The Athabasca River is never far away, running through the lowest land. The mined land slopes toward the river. Water runs downhill, so if anything leaks from a tailings pond where does it go?
From the air, the only sign of life is the 797 haulage trucks moving around like ants.
This is called surface mining but the land is mined several hundred feet down.
Eventually the mining stops and the Athabasca River continues on its way, meandering north through boreal forest until it joins the Peace river and floods out over the flat land of the Peace-Athabasca Delta,
The Peace-Athabasca Delta is an environmentally significant wetland recognized by the United Nations, yet it is downstream of an industry which robs it of water and contaminates it with petro-chemicals
From the Delta, water trickles through the muskeg into Lake Athabasca where Adam spends his early childhood. The rivers in this photo are leaving the lake and heading on toward the Arctic Ocean. See the islands in the lake.... here they are again viewed from the beach.
We stayed in a little house on this beach. I imagined that Adam grew up here, living with his grandfather, eating fish from the lake, and drinking its water. Nobody does that anymore.
Until recently the people in Fort Chipewyan lived a traditional life, drinking water from the lake, eating fish and moose, green plants and berries from the delta, trapping muskrat and beaver. They don't do that anymore. They understand the risk. They go to the Northern Store where a jug of milk costs $12, a limp lettuce cost $9, four soft tomatoes $11, and a small turkey $92. (2015 prices)

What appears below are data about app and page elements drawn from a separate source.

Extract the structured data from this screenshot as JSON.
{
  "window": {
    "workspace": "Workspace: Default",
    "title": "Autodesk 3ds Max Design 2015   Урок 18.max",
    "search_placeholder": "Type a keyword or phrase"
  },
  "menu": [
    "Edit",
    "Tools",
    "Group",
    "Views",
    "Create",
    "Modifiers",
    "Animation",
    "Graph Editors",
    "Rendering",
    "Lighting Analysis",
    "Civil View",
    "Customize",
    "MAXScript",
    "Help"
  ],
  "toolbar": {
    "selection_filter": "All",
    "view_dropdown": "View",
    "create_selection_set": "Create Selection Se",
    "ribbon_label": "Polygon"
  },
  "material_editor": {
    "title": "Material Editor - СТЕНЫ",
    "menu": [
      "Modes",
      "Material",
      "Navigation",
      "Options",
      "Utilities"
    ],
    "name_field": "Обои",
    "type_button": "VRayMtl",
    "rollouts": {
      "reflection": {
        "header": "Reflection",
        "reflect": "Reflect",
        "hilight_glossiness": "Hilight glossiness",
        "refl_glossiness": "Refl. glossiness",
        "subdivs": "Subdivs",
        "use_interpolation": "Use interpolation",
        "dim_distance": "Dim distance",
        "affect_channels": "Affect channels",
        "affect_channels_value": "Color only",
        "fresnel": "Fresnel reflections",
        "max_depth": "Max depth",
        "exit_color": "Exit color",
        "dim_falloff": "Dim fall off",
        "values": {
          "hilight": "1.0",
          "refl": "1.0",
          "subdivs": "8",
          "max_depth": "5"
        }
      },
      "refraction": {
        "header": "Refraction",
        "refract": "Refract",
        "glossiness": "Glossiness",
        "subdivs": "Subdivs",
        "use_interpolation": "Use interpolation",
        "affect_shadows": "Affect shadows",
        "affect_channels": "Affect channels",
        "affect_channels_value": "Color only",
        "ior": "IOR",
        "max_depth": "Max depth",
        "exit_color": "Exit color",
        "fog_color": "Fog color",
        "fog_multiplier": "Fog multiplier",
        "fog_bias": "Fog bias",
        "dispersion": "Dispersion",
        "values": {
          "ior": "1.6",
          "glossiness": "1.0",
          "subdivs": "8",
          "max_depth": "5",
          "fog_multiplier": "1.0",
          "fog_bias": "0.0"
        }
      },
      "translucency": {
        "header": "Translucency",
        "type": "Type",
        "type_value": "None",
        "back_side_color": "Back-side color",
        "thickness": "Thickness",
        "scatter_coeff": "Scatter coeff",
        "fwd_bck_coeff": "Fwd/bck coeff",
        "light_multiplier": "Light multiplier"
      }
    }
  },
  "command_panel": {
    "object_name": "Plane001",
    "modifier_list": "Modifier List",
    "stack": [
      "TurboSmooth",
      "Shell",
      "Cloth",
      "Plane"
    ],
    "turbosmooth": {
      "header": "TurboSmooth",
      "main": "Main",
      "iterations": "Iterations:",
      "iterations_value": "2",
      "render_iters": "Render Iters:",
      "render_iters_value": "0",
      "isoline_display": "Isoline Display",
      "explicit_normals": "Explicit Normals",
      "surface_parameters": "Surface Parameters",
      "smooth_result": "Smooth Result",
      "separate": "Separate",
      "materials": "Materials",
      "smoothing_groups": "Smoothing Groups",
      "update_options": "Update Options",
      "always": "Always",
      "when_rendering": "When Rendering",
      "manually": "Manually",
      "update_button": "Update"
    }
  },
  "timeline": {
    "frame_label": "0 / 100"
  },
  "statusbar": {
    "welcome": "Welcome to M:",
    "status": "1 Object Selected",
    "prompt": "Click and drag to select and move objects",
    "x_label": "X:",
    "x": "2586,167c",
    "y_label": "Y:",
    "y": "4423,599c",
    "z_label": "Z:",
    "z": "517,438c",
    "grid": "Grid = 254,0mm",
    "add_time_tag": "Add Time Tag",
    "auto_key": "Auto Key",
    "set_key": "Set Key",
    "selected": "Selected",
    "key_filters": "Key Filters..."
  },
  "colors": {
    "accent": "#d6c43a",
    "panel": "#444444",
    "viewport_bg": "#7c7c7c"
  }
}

Many heads of households work in the industry. They are the only ones ones who can afford imported groceries,. But for all the residents of this community, there is an even bigger price to pay . The people have lost their lifestyle, many have lost their health and some have even lost their lives. But what other jobs are there? The fishing industry died when word got out about fish with tumors. The beaver and muskrat they had trapped for furs, died when their wetland homes dried up. . . and who buys fur these days anyway? So what choice do they have? When will it be safe to drink the water, eat the fish, the moose, and the green plants and berries that grown in the delta? Nobody knows.
Irony of ironies… the fuel that the residents use for vehicles and for the town's generating station comes to town between December and March on the Ice Road. But these days, the ice is not freezing as early as in previous years, making the road unsafe for the big trucks. The town’s supply of fuel is in jeopardy. Yet Fort Chip is right on the doorstep of Canada biggest producer of oil!
And what about cleaning up the existing mess? Tailings ponds are still close to the river, probably still leaking toxins. The lease agreement between the government and the oil companies included clean up and land restoration. but to me, it's like owning a house and leasing it out. The tenant signs a legal document and pays a damage deposit, but then he hits hard times, and disappears into the night, leaving the house so badly trashed that the damage deposit doesn't make a dent in the repair bill. Even if you track down the tenant and sue him, and even if the judge rules that the tenant's wages will be garnished, you are out of luck because he has no wages to garnish. So who has to pay for the clean up? The property owner. In the case of the oil sands that would be the Crown, a.k.a. the government, the taxpayer.
"I left part of my heart in Fort Chipewyan "
- Jennifer Dance, 2015